The Thirty Percent Club

It dawned on me recently that since I've been asking travel bloggers to write posts about the value of their passports that I ought to put my money where my keyboard is and do the same thing.  I don't know what has taken me so long to get ta writin', but just the other day at World Travel Market London, I was approved for United States Global Entry access -- not to mention my first passport ever was issued for a memorable trip to Paris which is precisely where I am as I write -  so I figure now is as good a time as any to type.

As a member of the aptly named Thirty Percent Club, a name I concocted to represent the 30% of Americans with US passports, I have used my passport at least 8 times this year to fulfill this insane case of global Wandermania I seem to have been born with.  My little blue membership book, a part of my life since my early 20s (you didn’t need a passport to travel to the Caribbean when I was growing up), is as much a part of me as my eyeglasses are a part of my face and I wouldn’t be any good without either one.

Asia, Cydney & TaMara / CampCaribe 2010
That being said, this quasi-fanatical attachment I have to my passport seems to be a natural segue into spreading the news about global awareness and blue book membership via The Passport Party Project, a nationwide campaign designed to help give girls a world view by gifting them with their very first passports.  The Passport Party Project encourages girls to think globally and act locally by challenging them to – among other things - master the English language, to learn a new language, and to befriend a fellow classmate from a culture other than their own – all in preparation for travel.  Travel is another form of education that cannot be duplicated in a classroom whether that travel takes place on a global or local level.  Learning about new places, new people, new traditions and making new friends outside of a girl’s day-to-day experience and sometimes even without parents is life changing stuff…even if those changes cannot be visibly seen for years later. 

But some changes can be seen immediately.  As the owner and Executive Director of a unique travel camp program for girls, I have experienced first-hand the brand new body language (aka mini-swagger) that independent travel brings about as these impressionable pre-teens/teens that become new members of the Thirty Percent Club learn to travel independently of their parents - often for the first time.  I have experienced first-hand the shift from whining and complaining to vivid curiosity and bold choices.  This is some of the growth and privilege that Club membership and subsequent travel brings about…and I’m proud to be a part of something so meaningful and important.

Having a passport opens doors.  Using a passport opens minds.  If you haven't already, join the Club.  Membership, as you know, has its privileges. 

Monday, November 14, 2011

My Passport to Self Discovery

Nivedita “Nivi” Raghunath, an Atlanta resident, is an engineer-scientist by day, a dreamer and writer by night and a doting mom for life.

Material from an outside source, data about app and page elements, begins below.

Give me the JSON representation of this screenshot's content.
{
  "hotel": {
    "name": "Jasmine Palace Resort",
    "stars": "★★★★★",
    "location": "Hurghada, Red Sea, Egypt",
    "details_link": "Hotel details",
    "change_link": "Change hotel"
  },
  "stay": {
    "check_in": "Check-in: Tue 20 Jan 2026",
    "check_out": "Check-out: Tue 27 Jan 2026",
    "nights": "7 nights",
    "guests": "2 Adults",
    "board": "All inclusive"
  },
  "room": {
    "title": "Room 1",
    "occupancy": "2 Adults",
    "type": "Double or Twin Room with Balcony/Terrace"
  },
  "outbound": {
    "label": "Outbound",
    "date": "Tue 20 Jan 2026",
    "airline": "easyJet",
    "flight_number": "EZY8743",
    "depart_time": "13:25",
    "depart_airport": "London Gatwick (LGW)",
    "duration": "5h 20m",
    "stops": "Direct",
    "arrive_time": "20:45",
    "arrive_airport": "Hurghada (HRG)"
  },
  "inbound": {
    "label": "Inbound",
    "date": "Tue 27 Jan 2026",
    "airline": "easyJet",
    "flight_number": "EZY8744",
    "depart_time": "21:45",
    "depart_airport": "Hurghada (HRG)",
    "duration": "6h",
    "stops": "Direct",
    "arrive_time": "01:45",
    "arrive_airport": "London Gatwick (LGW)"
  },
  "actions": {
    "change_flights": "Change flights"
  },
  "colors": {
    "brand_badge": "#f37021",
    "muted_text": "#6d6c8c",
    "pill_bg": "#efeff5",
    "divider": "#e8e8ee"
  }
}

Nivi is also the CEO and Founder of Culture Kids, a place where culture lives and grows in the hearts of little bloomers and whose mission is to bring cultural diversity to children through fun and colorful media content and cultural events.  Check out what Nivi has to say about her passport to self-discovery:

Nearly 10 years ago, I left my home country, India, with a passport in hand, to set foot in the United States. A turning point in my life, it has shaped me into the person I am today. Last night I watched a movie that started this way (re-written in my words): “Sometimes you wonder why life is so random. Why you were born to your parents, why you were born in your country and city, and why you traveled many miles away from home to a random place on earth”. Some things have no answer.

....moving out of their nest changed my life forever. It was my passport to freedom, individuality, confidence, people skills and…self-discovery.  You can imagine my apprehension as I set foot in a land where I knew no one, a single suitcase in hand. I could not cook, I had never done my laundry and I hadn’t earned a single penny myself. I didn’t know what I wanted from life, but that hasn’t changed even today! But what did I have with me? The conviction in my strengths, that I was here to discover a new person in myself, to experience the excitement of a new place and culture, and the confidence to take on life’s challenges.

You can read more here.

Thursday, November 10, 2011

Travel Tip: Try Anything Once

Terri blogs and vlogs at Try Anything Once, exploring food, continents and life.  She has graciously volunteered for the New York Passport Party next year and I'm excited to have her on board!  I think we should all go out and do what she suggests...and try anyeverything (at least) once!  Thanks for the vlog, Terri!